Lending a helping hand
Laura Neff, a Youngstown State University student, was diagnosed with attention deficit disorder in the second grade and with hereditary spastic paraplegia just after high school.
Neff’s disorders combine a learning disability with a degenerative muscle condition.
“Walking around on campus is definitely a workout for me,” she said. “With leg braces, I still need to take my time and go at a pace that is comfortable for me.”
An American FactFinder report in 2010 indicated that 16.6 percent of Americans aged 21 to 64 live with a disability. That’s up 0.1 percent from a 2005 FactFinder report.
“ADD is having poor concentration skills,” Neff said. “This limits me because I had trouble paying attention in school.”
Neff is registered with the Center for Student Progress Disability Services, which allows her to take tests in a quiet environment and with more time to do so.

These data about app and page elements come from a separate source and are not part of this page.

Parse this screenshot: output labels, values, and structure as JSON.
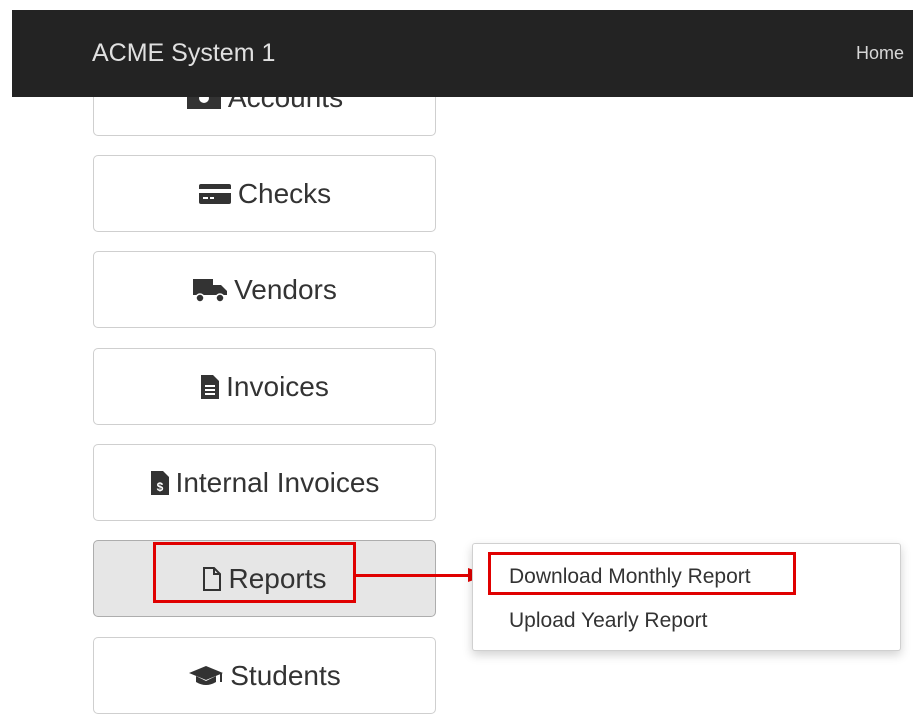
{
  "app": {
    "brand": "ACME System 1"
  },
  "nav": {
    "home": "Home"
  },
  "sidebar": {
    "items": [
      {
        "label": "Accounts",
        "icon": "money-icon"
      },
      {
        "label": "Checks",
        "icon": "credit-card-icon"
      },
      {
        "label": "Vendors",
        "icon": "truck-icon"
      },
      {
        "label": "Invoices",
        "icon": "file-text-icon"
      },
      {
        "label": "Internal Invoices",
        "icon": "file-invoice-dollar-icon"
      },
      {
        "label": "Reports",
        "icon": "file-icon",
        "active": true
      },
      {
        "label": "Students",
        "icon": "graduation-cap-icon"
      }
    ]
  },
  "reports_menu": {
    "items": [
      {
        "label": "Download Monthly Report",
        "highlighted": true
      },
      {
        "label": "Upload Yearly Report"
      }
    ]
  },
  "colors": {
    "topbar": "#232323",
    "annotation": "#e00000",
    "active_button": "#e6e6e6"
  }
}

Neff is in the early stages of HSP, which will ultimately leave her in need of a cane, walker or wheelchair. Neff wears leg braces to classes to help combat leg weakness, but she said she tries to look on the bright side.
“It was explained to me that I will have a normal life expectancy and that it will never affect my brain function,” she said.
YSU’s CSP Disability Services provides support for Neff and other students who require assistance in their college careers.
Of the 750 students registered with the CSP Disability Services, 500 are active. One such student is Jake Myers, who was diagnosed with cerebral palsy and HSP as a 1-year-old.
Myers takes it all in stride, even though portions of the campus are hard for him to navigate.
“There are some physical barriers on campus, like handicap switches that don’t work and the fact that there is usually only one handicap entrance, and it is always on the far side of the building,” he said. “You do what you got to do.”
The CSP Disability Services pays students like Carly Ondash to take notes for others needing help.
“I want to be kind to everyone and treat them the way I want to be treated,” she said. “It is the golden rule, and it is a great way to live life.”
Ondash says she views the opportunity of helping a handicapped student as an educational one.
“The best part of helping someone with a handicap is that I learn a lot about myself and the world,” she said. “It teaches you to be understanding and see things from a different perspective.”
Should the opportunity to help someone with a handicap arise in the future, Ondash would answer the call.
“I enjoy helping others,” she said. “It is very fulfilling to give your time to someone who needs help. It makes a difference in someone’s life; it makes a difference in the world. I believe it is important to have compassion for others. And we should care about each other.”
Gina McGranahan, CSP Disability Services staff member, said she feels gratified to help those with handicaps, especially at one time every semester.
“I get my reward when the graduation list comes out and I get to see who is registered here and who graduated, and I know that hopefully we had some hand in them becoming successful in their years at YSU,” she said.
Despite their handicaps, students like Neff try to make the most of their college experiences.
Neff is a member of the Color Guard on the YSU Marching Pride and remains determined all the way.
“I may have a physical handicap, but I don’t let it stop me from doing the things I love,” she said. “Words can’t even explain what an amazing feeling it is to be out on the field performing in front of the crowd at Stambaugh Stadium.”
Neff is double-majoring in special education and early childhood and has high aspirations.
“My main goal is to become a preschool or kindergarten teacher and work with special needs children or become and intervention specialist,” she said.
Neff has advice for those in similar situations.
“Even if you have a handicap, don’t let it or people hold you back and stop you from succeeding and doing what you love in life,” she said.
“Always strive for your dreams and don’t let anything get in the way of making those dreams come true.”